6. Fareed Zakaria. “A Look at Kim Jong-un.Global Public Square, CNN. Air date: 5/6/18.

7. Bob Woodruff and Joseph Rhee. “Dennis Rodman talks about the ‘always smiling’ Kim Jong Un singing karaoke, horseback riding.20/20, ABC. 12/19/2017.

8. Ford Library, National Security Adviser, NSC Staff for East Asia and Pacific Affairs, Convenience Files, Box 27, WSAG Meeting, Korean Incident, August 18, 1976. Secret. The meeting was held in the White House Situation Room.

9. August 25, 1976, WSAG Meeting.

10.August 19, 1976. WASAG Meeting.

11. August 25, 1976, WSAG Meeting.

12. Bae Hyun-jung “Full text of Moon’s speech at the Korber Foundation.The Korea Herald, 7/7/17.

13. Soyoung Kim. “South Korea’s spy chief plays key role in historic meeting with North.Reuters World News, 4/27/18.

14. “Negotiating with North Koreans: The U.S. Experience at Panmunjom.“ US Army War College, May 16, 1977.

Joe Milan Jr. is a BMI PhD Fellow of Creative Writing at UNLV, a past fiction editor at Witness, and an MFA graduate of the Vermont College of Fine Arts.

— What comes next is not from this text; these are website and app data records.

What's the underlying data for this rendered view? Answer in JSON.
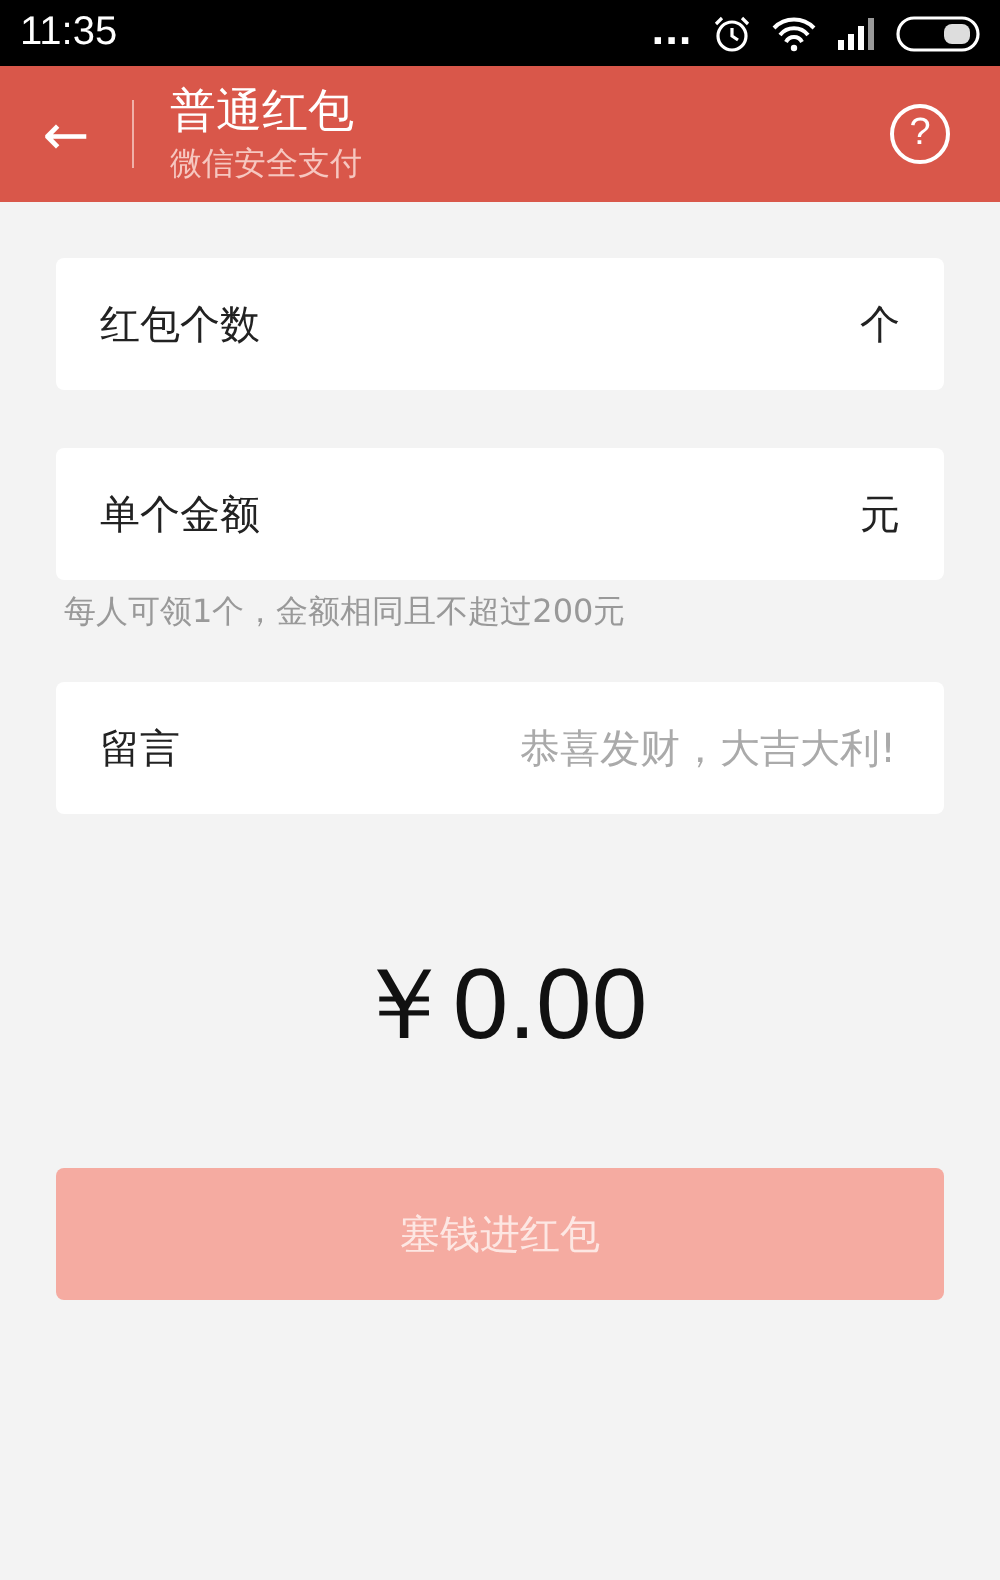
{
  "status_bar": {
    "time": "11:35",
    "more": "..."
  },
  "header": {
    "back": "←",
    "title": "普通红包",
    "subtitle": "微信安全支付",
    "help": "?"
  },
  "fields": [
    {
      "label": "红包个数",
      "unit": "个"
    },
    {
      "label": "单个金额",
      "unit": "元",
      "hint": "每人可领1个，金额相同且不超过200元"
    },
    {
      "label": "留言",
      "placeholder": "恭喜发财，大吉大利!"
    }
  ],
  "amount": "￥0.00",
  "submit": {
    "label": "塞钱进红包",
    "disabled": true
  }
}
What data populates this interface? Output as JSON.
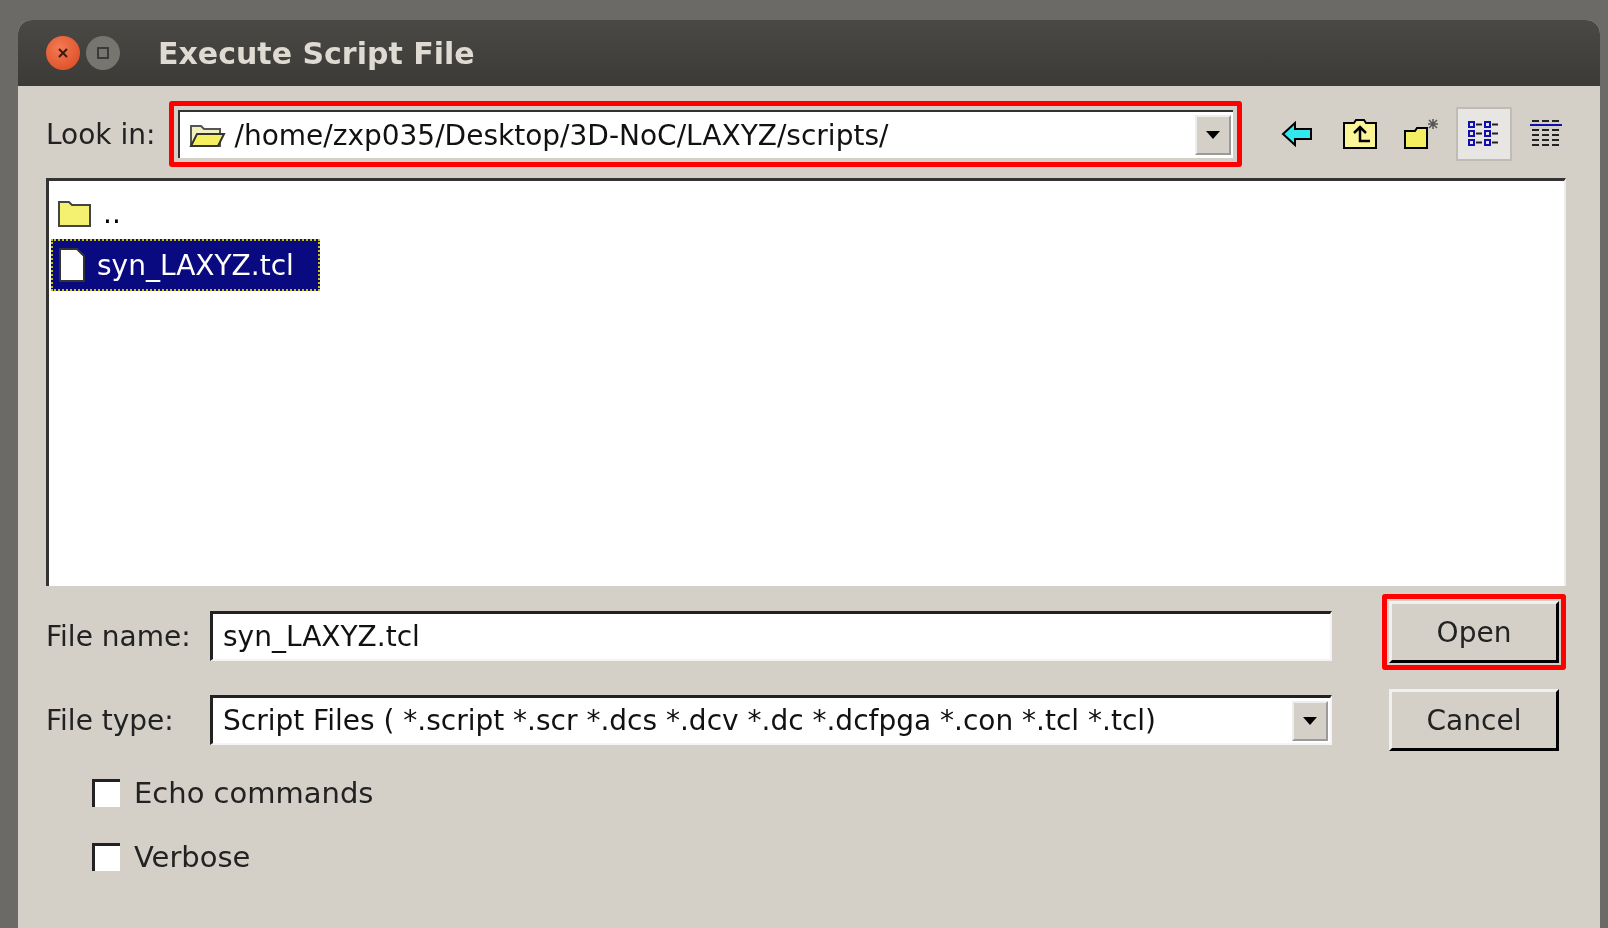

He's American with Korean ancestry and taught in Korea for nine years. His work has appeared or is forthcoming in wonderful places like Broad Street, F(r)iction (2017 short story winner selected by Celeste Ng), the Los Angeles Review of Books’s Blarb, BooksActually’s Gold Standard 2016 anthology, The Kyoto Journal, and others. He's hard at work on a novel. More from this author →